How do you know if your case involves pecuniary or financial loss?
First, it's important to understand what is “Pecuniary loss.”
Pecuniary loss is the economic loss suffered as a result of someone else causing you injury. It is part of the compensation that you can seek to reclaim in a lawsuit here in New York.
When you have been injured as a result of someone else's carelessness, the law in New York allows you to bring a lawsuit seeking to obtain financial compensation. The reality is that we cannot put you together again. It's like the old Humpty Dumpty story. “All the kings horses and all the kings men couldn't put Humpty Dumpty back together again.”
The analogy is appropriate. You can receive all the medical care to try and reconstruct the way you were before you are injury. Yet many accidents and incidents are permanent. Despite corrective treatments, in many instances where you will be left with life-long residual injury or disability. Our system of justice and our sense of doing what is right requires be wrongdoer to repay the debt that they have incurred because of what they did.
In that light, we must then look to the different elements of how you get compensated for your injuries.
The most well-known elements of compensation are:
Pain and suffering. This applies from the time of your incident until the time your case is resolved. More commonly, this is known as past pain and suffering. There is also a component of compensation known as future pain and suffering. This would apply from the time your case is resolved until the foreseeable future, assuming of course that your injuries are lifelong and disabling.
Critics argue that the amount an injured victim receives for their pain and the suffering are variable and cannot be accurately tallied. However, they also point out that everyone's injuries affect them differently. That often accounts for wide variations in the type of compensation different people receive despite having similar injuries.
Economic damages. These are quantifiable and definable. These include specific medical expenses you have incurred directly as a result of the wrongdoing. They may include funeral expenses, health insurance expenses, nursing services, surgical services and more. This element of compensation will always include lost wages if you are unable to work as a result of your injuries. What if you are unable to work into the immediate future? That becomes an element of compensation. Not only do you have quantifiable economic expenses that can often be justified with bills and receipts, but your future lost wages can often be calculated based upon your work history.

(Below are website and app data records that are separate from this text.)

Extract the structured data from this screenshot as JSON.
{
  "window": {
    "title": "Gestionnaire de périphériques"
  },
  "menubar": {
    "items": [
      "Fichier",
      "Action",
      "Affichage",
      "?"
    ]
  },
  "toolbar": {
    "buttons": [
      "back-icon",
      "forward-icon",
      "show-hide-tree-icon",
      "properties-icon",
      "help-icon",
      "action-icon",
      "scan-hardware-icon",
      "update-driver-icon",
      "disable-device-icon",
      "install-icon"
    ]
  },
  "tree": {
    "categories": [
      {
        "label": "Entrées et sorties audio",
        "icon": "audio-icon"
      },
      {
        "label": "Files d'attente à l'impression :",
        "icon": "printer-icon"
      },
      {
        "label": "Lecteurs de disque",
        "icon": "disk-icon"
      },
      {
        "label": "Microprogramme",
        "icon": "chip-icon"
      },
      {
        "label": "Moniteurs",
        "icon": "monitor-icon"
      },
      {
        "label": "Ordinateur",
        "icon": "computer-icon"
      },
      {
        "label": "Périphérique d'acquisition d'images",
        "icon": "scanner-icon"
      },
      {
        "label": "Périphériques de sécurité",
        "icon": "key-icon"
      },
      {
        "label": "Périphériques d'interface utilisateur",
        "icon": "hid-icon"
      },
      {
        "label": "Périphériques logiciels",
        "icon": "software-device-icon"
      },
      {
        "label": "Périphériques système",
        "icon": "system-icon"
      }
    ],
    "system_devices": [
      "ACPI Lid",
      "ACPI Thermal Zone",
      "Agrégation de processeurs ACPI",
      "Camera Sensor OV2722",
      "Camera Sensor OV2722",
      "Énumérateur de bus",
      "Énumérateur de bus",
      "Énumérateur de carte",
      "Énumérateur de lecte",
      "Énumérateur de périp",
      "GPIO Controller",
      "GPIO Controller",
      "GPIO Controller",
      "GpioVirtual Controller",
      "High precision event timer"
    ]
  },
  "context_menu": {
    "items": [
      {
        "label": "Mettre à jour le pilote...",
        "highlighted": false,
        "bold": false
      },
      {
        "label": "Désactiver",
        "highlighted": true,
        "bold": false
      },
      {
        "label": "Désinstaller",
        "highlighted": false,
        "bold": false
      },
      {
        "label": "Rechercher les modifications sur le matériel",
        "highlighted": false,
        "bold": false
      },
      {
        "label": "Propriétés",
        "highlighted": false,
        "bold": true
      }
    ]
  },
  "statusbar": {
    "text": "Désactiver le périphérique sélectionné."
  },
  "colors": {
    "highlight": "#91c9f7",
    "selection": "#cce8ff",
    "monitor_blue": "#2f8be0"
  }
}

How do you know how much pecuniary loss there is your particular case? The reality is that you need to have a thorough evaluation and investigation of your particular matter to know exactly the answer to that question. Are there instances where there is no pecuniary loss in a lawsuit? The answer is “Yes.” For example, if someone was not working or was elderly and died as a result of carelessness, it is possible that there will be no pecuniary loss to the family. What that means is that there is no financial loss the family as a result of their loved one's death. Maybe grandpa was in his 90s and simply not working. Maybe had no source of income and Medicare paid for all of his expenses. In that instance, the only element of damages that might be available would be the pain and the suffering he endured from the time the wrongdoing of until the time of his death.
Pecuniary loss is just one element of damages.
Gerry practices law exclusively in the State of New York. Within New York he practices primarily in the following counties: New York, Brooklyn, Queens, Bronx, Staten Island, Nassau and Suffolk. Technically, Brooklyn is known as "Kings County," and Manhattan and New York City are known as "New York County." Staten Island is known as "Richmond County." These counties make up the New York metropolitan area.